–My main character, Madeleine, waffles. She says things like, I was fairly certain, when she could just use the word certain. Or, it seemed a bit like. C’mon, Mad, be direct! All her statements are modified, pacified, dumbed down, softened. (Have to admit, I was on the lookout for this because I’d read in The Bestseller Code that characters in bestselling novels were strong, direct, not afraid to have opinions or take action. Once I started looking for how Mad acted, I cringed over and over again at how she weakened herself.)
–I over explain. Instead of trusting the reader to get it, already, I hit them over the head with what I’m telling them. Over and over again.
–I write one sentence too many. (Similar to above.) I’ve written what I need to write, and then I write more. Sigh. JUST IN CASE YOU DIDN’T GET IT.
–I tell, then show.
My clients are laughing as they read this, because I would never let them get away with doing any of these things! I was never able to see them before because I was too close to it. Oh, and let us not forget the Wordstrumpet Hall of Fame for words that are used so many times they need a new warranty:
At this moment
And (swear to God, I start every other sentence with it)
In order to
One of the things I found helpful was paying attention to the Word grammar suggestions. Sometimes they are laughable off the mark, but they also showed me how often I used “in order to” when “to” would do just fine. And there may have been a few unforunate instances of using not one, but two adverbs together in a sentence. Such as really miserably. Oh God, I’m hiding under my desk at the thought!
The moral of the story is twofold: letting your work sit for a while is a good thing, and yes, those people at Microsoft know at least a few things. Or, use whatever tools you got!
What’s your worst writing habit? Leave a comment so we can revel in it together.

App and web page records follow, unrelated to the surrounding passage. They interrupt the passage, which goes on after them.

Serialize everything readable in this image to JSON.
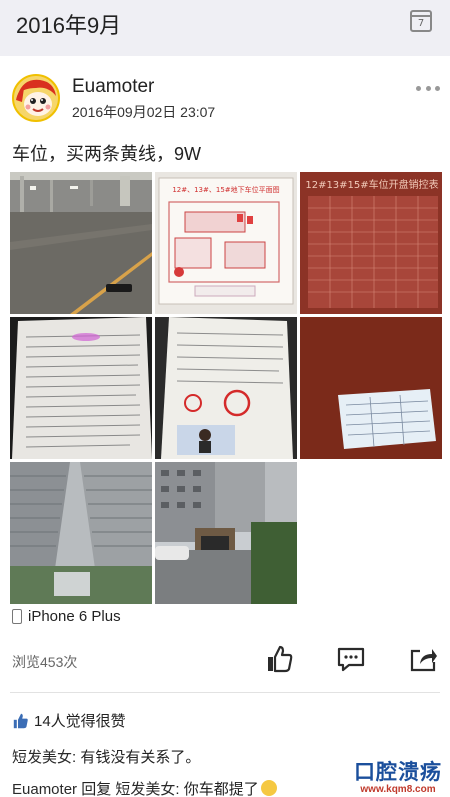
{
  "header": {
    "month": "2016年9月",
    "calendar_day": "7"
  },
  "post": {
    "username": "Euamoter",
    "timestamp": "2016年09月02日 23:07",
    "text": "车位，买两条黄线，9W",
    "photo_captions": {
      "floor_plan_title": "12#、13#、15#地下车位平面图",
      "sales_table_title": "12#13#15#车位开盘销控表"
    },
    "device": "iPhone 6 Plus",
    "views": "浏览453次",
    "likes": "14人觉得很赞"
  },
  "comments": [
    {
      "author": "短发美女",
      "separator": ": ",
      "text": "有钱没有关系了。"
    },
    {
      "author": "Euamoter",
      "reply_word": " 回复 ",
      "reply_to": "短发美女",
      "separator": ": ",
      "text": "你车都提了"
    }
  ],
  "watermark": {
    "text": "口腔溃疡",
    "url": "www.kqm8.com"
  },
  "icons": {
    "calendar": "calendar-icon",
    "more": "more-icon",
    "like": "thumbs-up-icon",
    "comment": "comment-icon",
    "share": "share-icon",
    "device": "phone-icon"
  }
}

And please don’t forget connection calls! I’m loving connecting with you guys. You can go here and book an appointment directly.
Photo by clix.